In this section we will be looking over the two drugs Acetaminophen and Ibuprofen. We will look at their chemical structures and find out what makes them different.
Ibuprofen is a drug used to reduce pain and inflammation and is found in popular brands such as Advil and Motrin. It was first discovered by Dr. Stewart Adams, in the United Kingdom. This was around the 1950s, and it was later patented in 1961 and it took another 8 years to become readily available to the public. It is categorized under the NSAID type of drugs (Non-steroidal anti-inflammatory drug). Ibuprofen is effective because of its role in the production of prostaglandins.
Prostaglandins are compounds that have a long list of effects and are created all over the body but act locally (where they are created). One of its effects are causing inflammation. Ibuprofen can reduce the inflammation and pain because of the antipyretic and analgesic power the drug has inside. The antipyretic compound works by interfering with the synthesis of prostaglandins thus stopping the inflammation. This is done by stopping cyclo-oxygenase, which is an enzyme that is a catalyst in making compounds called arachidonic acid into prostaglandins.
2-(4-isobutylphenyl) propanoic acid
Functional groups represented in Ibuprofen: Carboxylic acid, Benzene.
Acetaminophen is a drug used to reduce pain and fever as well. Found in Tylenol and Excedrin, its been relieving pain since the late 1800's. It as well works by limiting the production of prostaglandins (chemical messengers in the body which are produced when it senses illness or injury) and its pain signals. However it is not an NSAID and does not deal with inflammation. It is part of the two medical categories called analgesics (pain reliving) and antipyretics (fever reducing). It also has no effects on the stomach and esophagus unlike ibuprofen. With that said, taking large doses for an extended amount of time still may cause liver damage or impairment.
The starting material for the commercial manufacture of paracetamol is phenol, which is nitrated to give a mixture of the ortho and para-nitrotoluene. The o-isomer is removed by steam distillation, and the p-nitro group reduced to a p-amino group. This is then acetylated to make paracetamol.
History of Acetaminophen
It was created at first to try and improve Ibuprofen, by not affecting the stomach as much.
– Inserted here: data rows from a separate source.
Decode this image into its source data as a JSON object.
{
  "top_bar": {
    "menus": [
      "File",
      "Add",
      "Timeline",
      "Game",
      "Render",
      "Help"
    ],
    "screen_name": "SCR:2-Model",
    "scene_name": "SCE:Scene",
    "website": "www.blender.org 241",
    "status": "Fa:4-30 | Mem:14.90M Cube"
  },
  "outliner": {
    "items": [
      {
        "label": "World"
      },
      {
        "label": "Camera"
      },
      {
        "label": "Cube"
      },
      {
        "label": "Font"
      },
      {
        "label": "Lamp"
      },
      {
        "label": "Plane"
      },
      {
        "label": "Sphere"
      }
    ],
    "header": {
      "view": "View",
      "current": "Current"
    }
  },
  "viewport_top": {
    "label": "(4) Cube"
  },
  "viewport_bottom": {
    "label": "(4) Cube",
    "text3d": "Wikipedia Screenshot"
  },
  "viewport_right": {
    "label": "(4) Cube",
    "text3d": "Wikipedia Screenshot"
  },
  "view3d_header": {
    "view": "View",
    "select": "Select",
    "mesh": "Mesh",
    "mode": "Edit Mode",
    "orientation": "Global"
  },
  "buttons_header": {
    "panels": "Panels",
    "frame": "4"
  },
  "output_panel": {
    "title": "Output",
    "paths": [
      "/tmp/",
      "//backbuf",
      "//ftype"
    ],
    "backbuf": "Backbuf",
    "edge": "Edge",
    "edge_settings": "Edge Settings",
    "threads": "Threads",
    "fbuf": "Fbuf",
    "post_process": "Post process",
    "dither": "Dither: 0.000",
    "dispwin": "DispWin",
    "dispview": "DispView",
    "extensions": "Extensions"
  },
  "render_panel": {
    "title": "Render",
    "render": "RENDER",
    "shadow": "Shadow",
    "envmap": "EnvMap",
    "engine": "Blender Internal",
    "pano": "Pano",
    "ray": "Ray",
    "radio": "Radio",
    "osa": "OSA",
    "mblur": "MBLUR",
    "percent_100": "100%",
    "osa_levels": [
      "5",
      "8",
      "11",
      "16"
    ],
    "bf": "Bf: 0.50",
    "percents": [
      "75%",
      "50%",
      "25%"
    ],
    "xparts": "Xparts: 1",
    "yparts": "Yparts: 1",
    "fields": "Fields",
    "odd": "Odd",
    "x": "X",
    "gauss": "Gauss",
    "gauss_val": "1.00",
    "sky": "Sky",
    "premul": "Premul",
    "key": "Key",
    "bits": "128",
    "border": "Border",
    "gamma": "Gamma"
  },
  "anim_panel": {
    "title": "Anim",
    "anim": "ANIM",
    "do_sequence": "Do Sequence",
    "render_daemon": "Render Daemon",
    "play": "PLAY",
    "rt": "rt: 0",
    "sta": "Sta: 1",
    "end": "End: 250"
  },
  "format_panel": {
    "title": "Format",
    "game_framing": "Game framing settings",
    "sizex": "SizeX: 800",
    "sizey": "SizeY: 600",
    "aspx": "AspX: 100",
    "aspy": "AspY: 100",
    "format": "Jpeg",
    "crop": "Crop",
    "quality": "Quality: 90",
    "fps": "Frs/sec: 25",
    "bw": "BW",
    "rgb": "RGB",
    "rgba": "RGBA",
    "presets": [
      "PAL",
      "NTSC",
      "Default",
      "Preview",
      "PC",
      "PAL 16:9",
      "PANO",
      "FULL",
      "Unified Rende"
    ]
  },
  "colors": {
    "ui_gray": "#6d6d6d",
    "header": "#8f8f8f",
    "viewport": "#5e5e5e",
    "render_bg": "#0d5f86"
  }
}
It was released to the public first in the UK in 1956. Its a very household drug and is safe to use with children. It is also known around the world as Paracetamol.
Functional groups represented in Acetaminophen: Alcohol, Benzene, Ketone, Amine.